Sir Ken Macdonald warned, “We need to understand that it is in the nature of state power that decisions taken in the next few months and years about how the state may use these powers, and to what extent, are likely to be irreversible. They will be with us forever. And they will, in turn, be built upon.”

Sir Ken Macdonald’s advice was that, “We should take very great care to imagine the world we are creating before we build it. We might end up living with something we can’t bear.”

Much of the justification for using identity technology to erode personal privacy centres around national security and, as I say, most of us have gone along with that development in the aftermath of 9/11.

However, on another level there is a strong motivation to join up the many government computer systems with their personal records in order to manage and deliver services more efficiently. Governments at local, state or federal levels simply cannot afford to go on managing services in ‘silos’. Just like the banking industry years ago, governments are having to modernize their systems around industry models.

We’re already moving in that direction with state and federal governments striding the information and e-transaction pathway, spending massively on major capital projects like e-health records, smart cards for drivers licenses or public travel payments. As well, many of us now use online whole-of-government service delivery where we can pay our bills and manage our own accounts.

The technology to join up all these information dots has existed and been used for years, but imagine extending the Centrelink model to include access to bank and credit card accounts, mobile phone networks with GPS data of where each person is, online voting and medical records, to name but a few.

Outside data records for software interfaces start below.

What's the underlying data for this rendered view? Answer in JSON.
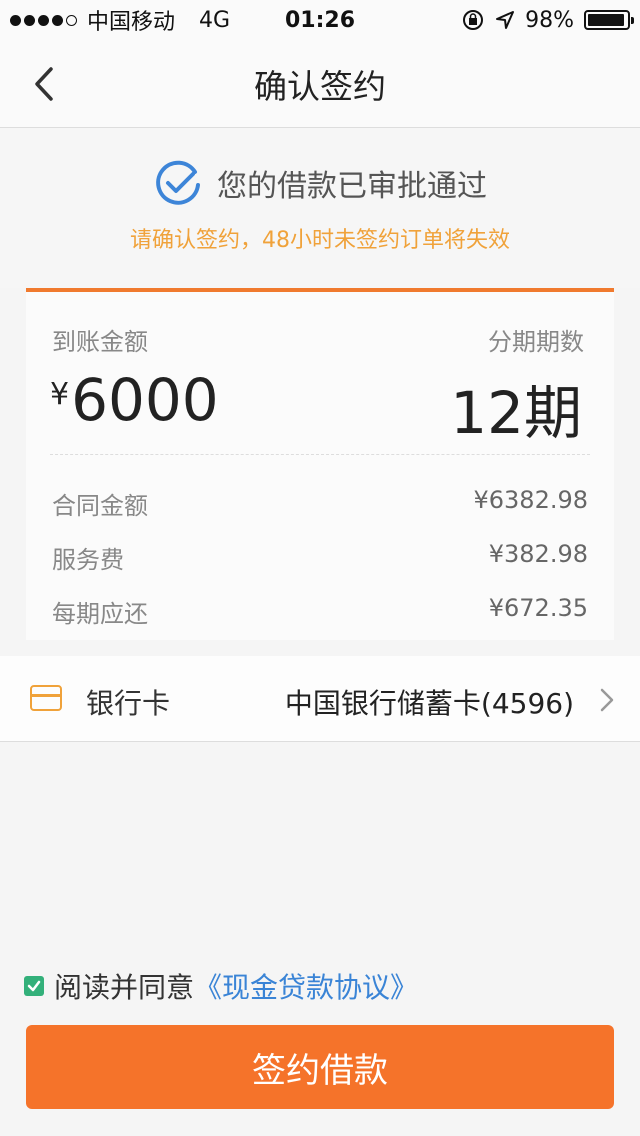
{
  "status_bar": {
    "carrier": "中国移动",
    "network": "4G",
    "time": "01:26",
    "battery": "98%",
    "battery_level": 0.98,
    "signal_strength": 4
  },
  "nav": {
    "title": "确认签约"
  },
  "approval": {
    "title": "您的借款已审批通过",
    "note": "请确认签约，48小时未签约订单将失效"
  },
  "summary": {
    "amount_label": "到账金额",
    "amount_currency": "¥",
    "amount_value": "6000",
    "periods_label": "分期期数",
    "periods_value": "12期",
    "rows": [
      {
        "label": "合同金额",
        "value": "¥6382.98"
      },
      {
        "label": "服务费",
        "value": "¥382.98"
      },
      {
        "label": "每期应还",
        "value": "¥672.35"
      }
    ]
  },
  "bank": {
    "label": "银行卡",
    "value": "中国银行储蓄卡(4596)"
  },
  "agreement": {
    "text": "阅读并同意",
    "link": "《现金贷款协议》",
    "checked": true
  },
  "submit": {
    "label": "签约借款"
  },
  "colors": {
    "accent": "#f5732a",
    "note": "#f0a23a",
    "link": "#3a84d6",
    "check": "#33b07a",
    "approval_icon": "#3d85d8"
  }
}
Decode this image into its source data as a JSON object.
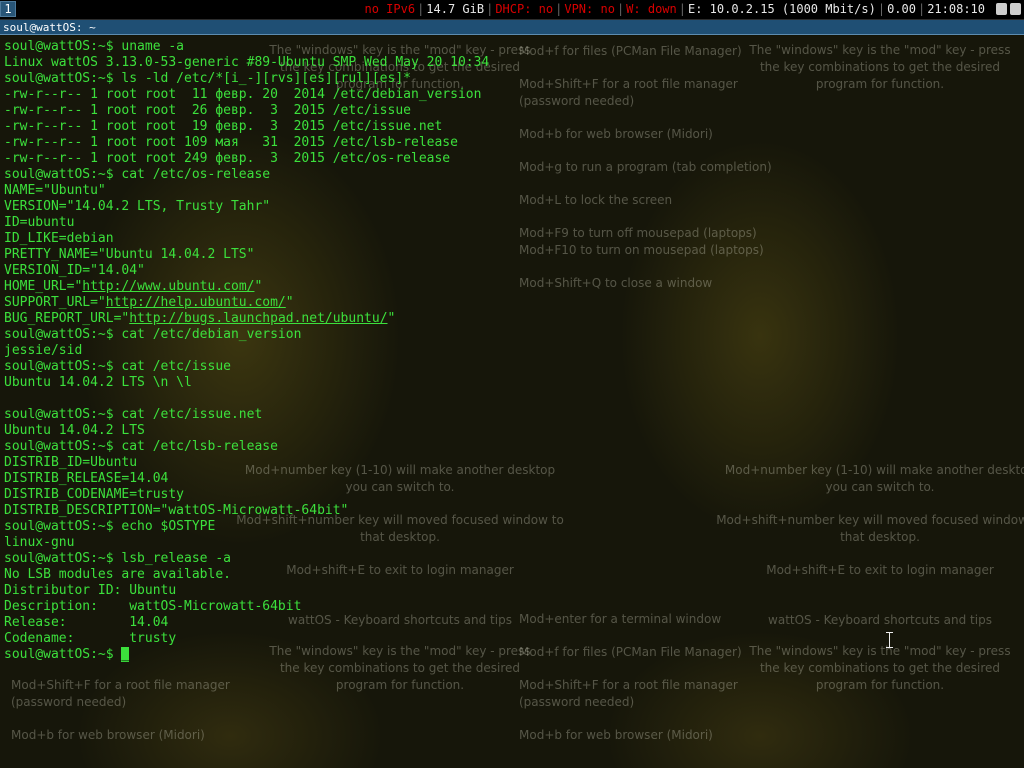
{
  "topbar": {
    "workspace": "1",
    "ipv6": "no IPv6",
    "disk": "14.7 GiB",
    "dhcp": "DHCP: no",
    "vpn": "VPN: no",
    "wireless": "W: down",
    "ethernet": "E: 10.0.2.15 (1000 Mbit/s)",
    "load": "0.00",
    "time": "21:08:10",
    "colors": {
      "warning": "#d80000",
      "normal": "#e8e8e8",
      "terminal_green": "#3ce03c",
      "title_bar": "#1f4f74"
    }
  },
  "window": {
    "title": "soul@wattOS: ~"
  },
  "terminal": {
    "lines": [
      "soul@wattOS:~$ uname -a",
      "Linux wattOS 3.13.0-53-generic #89-Ubuntu SMP Wed May 20 10:34",
      "soul@wattOS:~$ ls -ld /etc/*[i_-][rvs][es][rul][es]*",
      "-rw-r--r-- 1 root root  11 февр. 20  2014 /etc/debian_version",
      "-rw-r--r-- 1 root root  26 февр.  3  2015 /etc/issue",
      "-rw-r--r-- 1 root root  19 февр.  3  2015 /etc/issue.net",
      "-rw-r--r-- 1 root root 109 мая   31  2015 /etc/lsb-release",
      "-rw-r--r-- 1 root root 249 февр.  3  2015 /etc/os-release",
      "soul@wattOS:~$ cat /etc/os-release",
      "NAME=\"Ubuntu\"",
      "VERSION=\"14.04.2 LTS, Trusty Tahr\"",
      "ID=ubuntu",
      "ID_LIKE=debian",
      "PRETTY_NAME=\"Ubuntu 14.04.2 LTS\"",
      "VERSION_ID=\"14.04\"",
      "HOME_URL=\"",
      "SUPPORT_URL=\"",
      "BUG_REPORT_URL=\"",
      "soul@wattOS:~$ cat /etc/debian_version",
      "jessie/sid",
      "soul@wattOS:~$ cat /etc/issue",
      "Ubuntu 14.04.2 LTS \\n \\l",
      "",
      "soul@wattOS:~$ cat /etc/issue.net",
      "Ubuntu 14.04.2 LTS",
      "soul@wattOS:~$ cat /etc/lsb-release",
      "DISTRIB_ID=Ubuntu",
      "DISTRIB_RELEASE=14.04",
      "DISTRIB_CODENAME=trusty",
      "DISTRIB_DESCRIPTION=\"wattOS-Microwatt-64bit\"",
      "soul@wattOS:~$ echo $OSTYPE",
      "linux-gnu",
      "soul@wattOS:~$ lsb_release -a",
      "No LSB modules are available.",
      "Distributor ID: Ubuntu",
      "Description:    wattOS-Microwatt-64bit",
      "Release:        14.04",
      "Codename:       trusty",
      "soul@wattOS:~$ "
    ],
    "links": {
      "home": "http://www.ubuntu.com/",
      "support": "http://help.ubuntu.com/",
      "bug": "http://bugs.launchpad.net/ubuntu/"
    },
    "cursor_char": "_"
  },
  "wallpaper": {
    "mod_key": "The \"windows\" key is the \"mod\" key - press",
    "mod_key_2": "the key combinations to get the desired",
    "mod_key_3": "program for function.",
    "files": "Mod+f for files (PCMan File Manager)",
    "root_fm": "Mod+Shift+F for a root file manager",
    "root_fm_2": "(password needed)",
    "browser": "Mod+b for web browser (Midori)",
    "run": "Mod+g to run a program (tab completion)",
    "lock": "Mod+L to lock the screen",
    "mousepad_off": "Mod+F9 to turn off mousepad (laptops)",
    "mousepad_on": "Mod+F10 to turn on mousepad (laptops)",
    "close": "Mod+Shift+Q to close a window",
    "desktop": "Mod+number key (1-10) will make another desktop",
    "desktop_2": "you can switch to.",
    "move": "Mod+shift+number key will moved focused window to",
    "move_2": "that desktop.",
    "exit": "Mod+shift+E to exit to login manager",
    "enter": "Mod+enter for a terminal window",
    "shortcuts": "wattOS - Keyboard shortcuts and tips"
  }
}
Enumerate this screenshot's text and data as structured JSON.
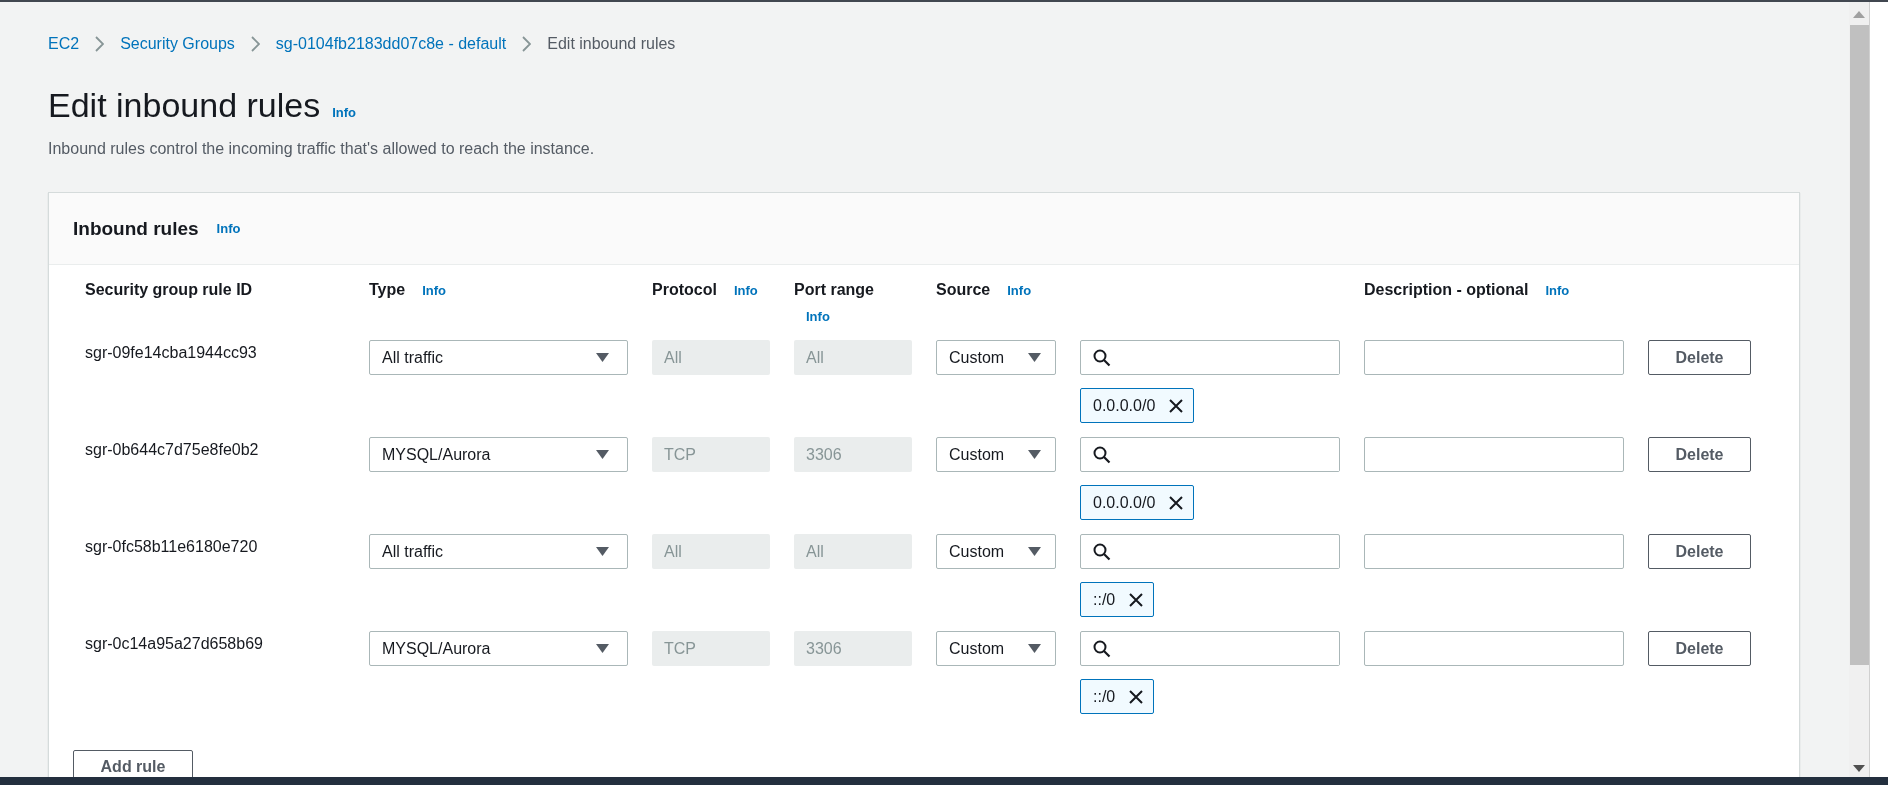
{
  "breadcrumb": [
    {
      "label": "EC2",
      "current": false
    },
    {
      "label": "Security Groups",
      "current": false
    },
    {
      "label": "sg-0104fb2183dd07c8e - default",
      "current": false
    },
    {
      "label": "Edit inbound rules",
      "current": true
    }
  ],
  "page": {
    "title": "Edit inbound rules",
    "info": "Info",
    "description": "Inbound rules control the incoming traffic that's allowed to reach the instance."
  },
  "panel": {
    "title": "Inbound rules",
    "info": "Info",
    "columns": [
      {
        "label": "Security group rule ID"
      },
      {
        "label": "Type",
        "info": "Info"
      },
      {
        "label": "Protocol",
        "info": "Info"
      },
      {
        "label": "Port range",
        "info": "Info",
        "info_below": true
      },
      {
        "label": "Source",
        "info": "Info"
      },
      {
        "label": "Description - optional",
        "info": "Info"
      }
    ],
    "rules": [
      {
        "id": "sgr-09fe14cba1944cc93",
        "type": "All traffic",
        "protocol": "All",
        "port_range": "All",
        "source": "Custom",
        "cidrs": [
          "0.0.0.0/0"
        ],
        "delete": "Delete"
      },
      {
        "id": "sgr-0b644c7d75e8fe0b2",
        "type": "MYSQL/Aurora",
        "protocol": "TCP",
        "port_range": "3306",
        "source": "Custom",
        "cidrs": [
          "0.0.0.0/0"
        ],
        "delete": "Delete"
      },
      {
        "id": "sgr-0fc58b11e6180e720",
        "type": "All traffic",
        "protocol": "All",
        "port_range": "All",
        "source": "Custom",
        "cidrs": [
          "::/0"
        ],
        "delete": "Delete"
      },
      {
        "id": "sgr-0c14a95a27d658b69",
        "type": "MYSQL/Aurora",
        "protocol": "TCP",
        "port_range": "3306",
        "source": "Custom",
        "cidrs": [
          "::/0"
        ],
        "delete": "Delete"
      }
    ],
    "add_button": "Add rule"
  }
}
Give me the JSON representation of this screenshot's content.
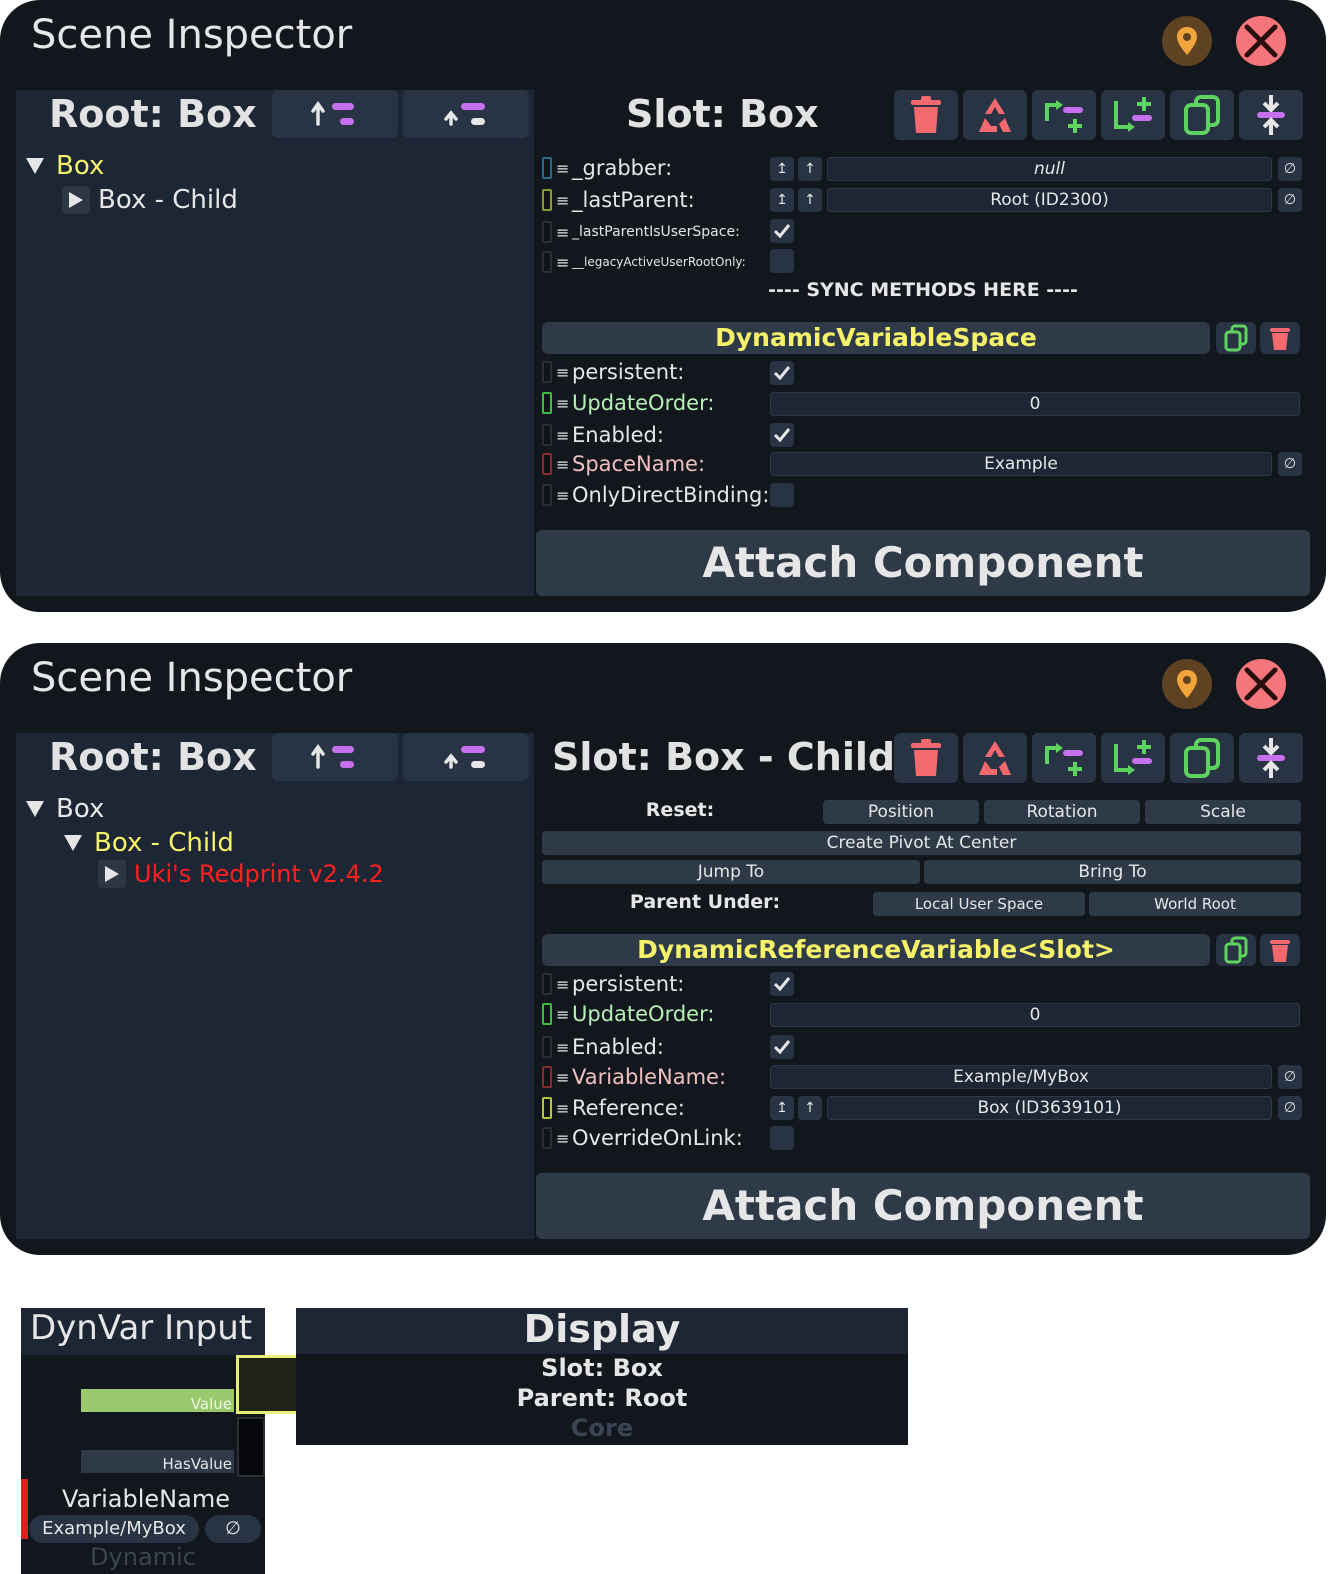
{
  "colors": {
    "accent_yellow": "#f6f26a",
    "red_label": "#ff1f1f",
    "value_green": "#9ac86c"
  },
  "panel1": {
    "title": "Scene Inspector",
    "root_label": "Root: Box",
    "tree": [
      {
        "label": "Box",
        "selected": true
      },
      {
        "label": "Box - Child"
      }
    ],
    "slot_title": "Slot: Box",
    "fields_top": [
      {
        "label": "_grabber:",
        "value": "null"
      },
      {
        "label": "_lastParent:",
        "value": "Root (ID2300)"
      },
      {
        "label": "_lastParentIsUserSpace:"
      },
      {
        "label": "__legacyActiveUserRootOnly:"
      }
    ],
    "sync_text": "---- SYNC METHODS HERE ----",
    "component_name": "DynamicVariableSpace",
    "fields": [
      {
        "label": "persistent:"
      },
      {
        "label": "UpdateOrder:",
        "value": "0"
      },
      {
        "label": "Enabled:"
      },
      {
        "label": "SpaceName:",
        "value": "Example"
      },
      {
        "label": "OnlyDirectBinding:"
      }
    ],
    "attach_label": "Attach Component"
  },
  "panel2": {
    "title": "Scene Inspector",
    "root_label": "Root: Box",
    "tree": [
      {
        "label": "Box"
      },
      {
        "label": "Box - Child",
        "selected": true
      },
      {
        "label": "Uki's Redprint v2.4.2"
      }
    ],
    "slot_title": "Slot: Box - Child",
    "reset_label": "Reset:",
    "reset_buttons": [
      "Position",
      "Rotation",
      "Scale"
    ],
    "create_pivot": "Create Pivot At Center",
    "jump_to": "Jump To",
    "bring_to": "Bring To",
    "parent_under": "Parent Under:",
    "local_user_space": "Local User Space",
    "world_root": "World Root",
    "component_name": "DynamicReferenceVariable<Slot>",
    "fields": [
      {
        "label": "persistent:"
      },
      {
        "label": "UpdateOrder:",
        "value": "0"
      },
      {
        "label": "Enabled:"
      },
      {
        "label": "VariableName:",
        "value": "Example/MyBox"
      },
      {
        "label": "Reference:",
        "value": "Box (ID3639101)"
      },
      {
        "label": "OverrideOnLink:"
      }
    ],
    "attach_label": "Attach Component"
  },
  "node_input": {
    "title": "DynVar Input",
    "value_label": "Value",
    "hasvalue_label": "HasValue",
    "variable_name_label": "VariableName",
    "variable_name_value": "Example/MyBox",
    "null_symbol": "∅",
    "category": "Dynamic"
  },
  "node_display": {
    "title": "Display",
    "line1": "Slot: Box",
    "line2": "Parent: Root",
    "category": "Core"
  }
}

This correlated data would then predict your patterns of social, financial and political activity, as well as that of your network of mates.

It may sound like a Big Brother scenario, but the point that Sir Ken Macdonald makes is that once the computer systems are linked for legitimate or fear-oriented reasons then it’s not a big step to analyse that combined data for other more socially intrusive purposes. As a result, Pandora’s box of civil and human rights is thrown open.

So what is government doing to protect us all from itself and from other private interests, such as religious groups and some corporations which are designing databases to enfold us all? Well, the first line of defence, we are assured, is a raft of state and federal government privacy legislation. Queensland will have its own draft early in 2009 (hopefully without the mooted proviso that citizens and government employees lose all their privacy rights if they became a whistle blower).

One element of protection is to take your identity out of the data – ‘de-identifying’ you from your records. Theoretically then, whoever holds that data doesn’t need your consent to pass it on. For example, information from the patient management software in many GP practices has been sold to the USA without the consent of the patient on the basis that it was ‘de-identified’ and therefore  required no consent from you.

In Australia the GP notes actually belong to the GP and not you, which adds a layer of complexity to any attempt by a patient to control access to medical records.

Technologists say the new identity software can reconstruct “de-identified” information about us which smashes the core notion of protection that underpins privacy law. So, the obvious challenge for an Australian Bill of Rights is how to protect our privacy against the increasing sophistication of ID technology.

More broadly how will a Bill of Rights guarantee the same personal protection from the Crown, government or corporations as the British achieved with the Magna Carta in 1215 and then its Bill of Rights in 1689?

How do we accomplish this in a digital age where, for example, the right to own the knowledge of yourself such as your DNA or what you choose to do or say, could be taken away, and, as the argument goes, leave us with the same status of a medieval surf.

Stephen Alexander advises state and federal governments at department head and ministerial level on the ramifications of ID management, and how to keep public and private institutions more accountable.